* [WHAT IS EXPECTED]
Find the word "trai" in the data below and copy each line that holds it.

Excerpts from an interface dataset:
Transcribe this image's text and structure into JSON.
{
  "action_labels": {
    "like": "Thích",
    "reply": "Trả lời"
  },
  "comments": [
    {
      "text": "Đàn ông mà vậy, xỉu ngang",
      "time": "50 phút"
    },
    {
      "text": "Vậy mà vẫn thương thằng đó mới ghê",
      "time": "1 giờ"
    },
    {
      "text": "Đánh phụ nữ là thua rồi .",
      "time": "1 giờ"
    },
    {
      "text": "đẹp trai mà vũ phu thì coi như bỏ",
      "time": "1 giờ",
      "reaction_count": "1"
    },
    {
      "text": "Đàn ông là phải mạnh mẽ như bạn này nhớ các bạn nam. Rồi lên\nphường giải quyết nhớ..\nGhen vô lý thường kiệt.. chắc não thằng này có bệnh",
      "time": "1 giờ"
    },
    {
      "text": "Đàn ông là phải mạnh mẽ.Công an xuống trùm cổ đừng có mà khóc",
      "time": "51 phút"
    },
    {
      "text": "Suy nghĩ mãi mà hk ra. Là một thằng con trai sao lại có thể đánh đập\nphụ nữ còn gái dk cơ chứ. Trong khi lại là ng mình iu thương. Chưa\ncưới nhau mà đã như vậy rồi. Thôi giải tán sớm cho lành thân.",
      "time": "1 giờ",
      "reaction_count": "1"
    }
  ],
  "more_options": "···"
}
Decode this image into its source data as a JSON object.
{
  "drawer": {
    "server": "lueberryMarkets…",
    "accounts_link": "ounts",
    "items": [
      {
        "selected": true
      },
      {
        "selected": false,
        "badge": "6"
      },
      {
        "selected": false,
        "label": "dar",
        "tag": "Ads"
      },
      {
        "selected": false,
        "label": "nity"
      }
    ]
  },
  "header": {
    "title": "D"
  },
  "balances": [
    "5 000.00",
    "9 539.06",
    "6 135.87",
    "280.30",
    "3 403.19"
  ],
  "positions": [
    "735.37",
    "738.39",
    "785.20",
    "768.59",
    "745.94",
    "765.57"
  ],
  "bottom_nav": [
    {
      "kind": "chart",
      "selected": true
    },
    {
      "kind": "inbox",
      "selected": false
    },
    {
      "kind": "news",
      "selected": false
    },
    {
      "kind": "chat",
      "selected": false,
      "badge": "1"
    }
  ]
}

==

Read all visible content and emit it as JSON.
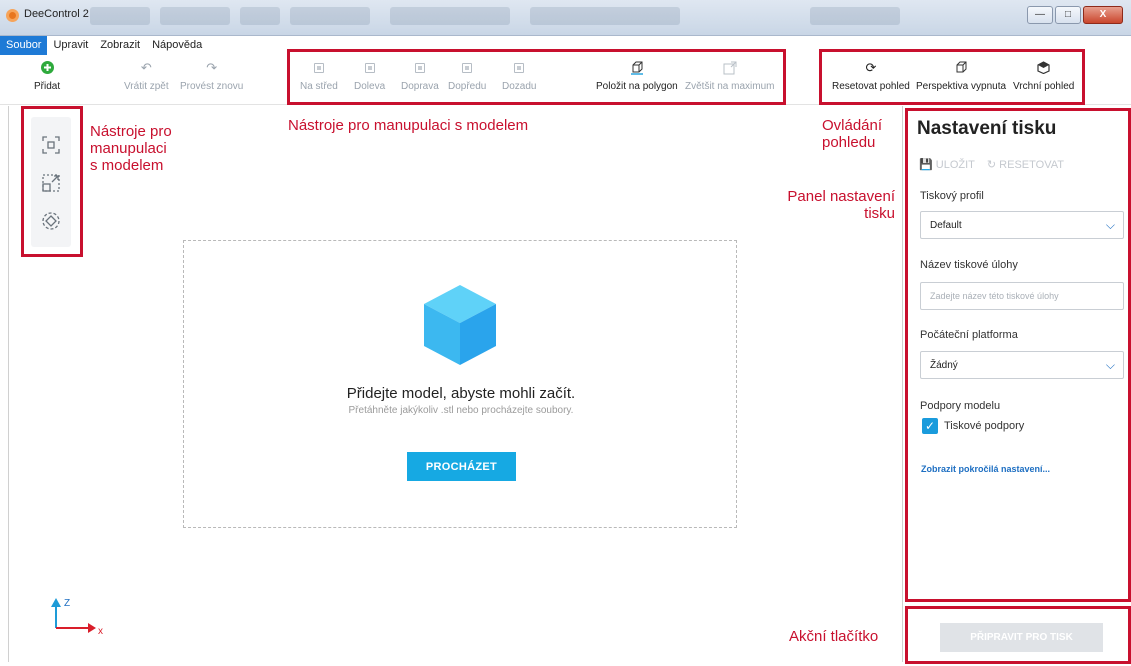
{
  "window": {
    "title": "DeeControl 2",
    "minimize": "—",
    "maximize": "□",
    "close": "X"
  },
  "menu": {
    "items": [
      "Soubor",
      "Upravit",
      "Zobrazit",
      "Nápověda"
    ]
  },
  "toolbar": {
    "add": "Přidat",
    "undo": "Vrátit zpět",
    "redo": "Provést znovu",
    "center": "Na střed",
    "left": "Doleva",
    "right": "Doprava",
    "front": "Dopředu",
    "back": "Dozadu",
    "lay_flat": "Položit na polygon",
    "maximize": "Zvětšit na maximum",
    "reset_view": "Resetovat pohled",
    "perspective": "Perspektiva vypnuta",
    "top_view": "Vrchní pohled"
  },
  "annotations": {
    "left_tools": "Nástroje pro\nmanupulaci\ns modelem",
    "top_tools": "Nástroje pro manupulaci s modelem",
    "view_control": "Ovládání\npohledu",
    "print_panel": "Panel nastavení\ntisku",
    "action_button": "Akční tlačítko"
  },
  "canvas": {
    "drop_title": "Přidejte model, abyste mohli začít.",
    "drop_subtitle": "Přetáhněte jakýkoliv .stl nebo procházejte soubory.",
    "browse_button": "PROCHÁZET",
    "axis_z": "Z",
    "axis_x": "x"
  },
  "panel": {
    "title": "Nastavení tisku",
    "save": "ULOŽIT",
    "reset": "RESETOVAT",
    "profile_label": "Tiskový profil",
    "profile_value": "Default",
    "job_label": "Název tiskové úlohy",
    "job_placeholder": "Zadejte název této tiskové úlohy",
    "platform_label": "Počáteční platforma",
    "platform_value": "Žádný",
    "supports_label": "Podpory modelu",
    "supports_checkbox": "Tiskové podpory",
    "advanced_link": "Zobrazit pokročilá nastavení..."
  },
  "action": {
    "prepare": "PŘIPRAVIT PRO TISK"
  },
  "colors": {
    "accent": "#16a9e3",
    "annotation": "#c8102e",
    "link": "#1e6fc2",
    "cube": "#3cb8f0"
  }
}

* [ANSWER AREA]
      "text": "đẹp trai mà vũ phu thì coi như bỏ",
      "text": "Suy nghĩ mãi mà hk ra. Là một thằng con trai sao lại có thể đánh đập\nphụ nữ còn gái dk cơ chứ. Trong khi lại là ng mình iu thương. Chưa\ncưới nhau mà đã như vậy rồi. Thôi giải tán sớm cho lành thân.",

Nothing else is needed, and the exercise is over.